[DATA]
_ _ _ _ _

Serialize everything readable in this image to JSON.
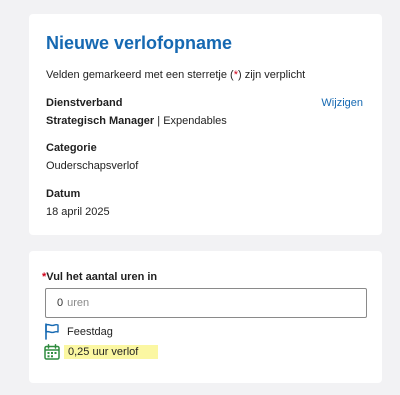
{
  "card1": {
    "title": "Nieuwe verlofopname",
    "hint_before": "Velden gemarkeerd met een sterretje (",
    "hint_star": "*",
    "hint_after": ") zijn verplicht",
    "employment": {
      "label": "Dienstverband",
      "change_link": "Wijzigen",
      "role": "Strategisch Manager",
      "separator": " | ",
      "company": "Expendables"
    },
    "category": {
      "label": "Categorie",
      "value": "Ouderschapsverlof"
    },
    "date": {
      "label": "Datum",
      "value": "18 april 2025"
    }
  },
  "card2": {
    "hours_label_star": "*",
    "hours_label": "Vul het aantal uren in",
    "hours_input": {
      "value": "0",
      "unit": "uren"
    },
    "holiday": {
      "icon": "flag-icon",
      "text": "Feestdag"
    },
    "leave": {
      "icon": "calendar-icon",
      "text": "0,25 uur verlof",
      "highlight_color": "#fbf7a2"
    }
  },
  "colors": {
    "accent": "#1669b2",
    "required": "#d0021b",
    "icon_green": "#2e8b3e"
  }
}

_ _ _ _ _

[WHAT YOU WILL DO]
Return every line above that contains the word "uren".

[SOLUTION FOR THIS PROBLEM]
    "hours_label": "Vul het aantal uren in",
      "unit": "uren"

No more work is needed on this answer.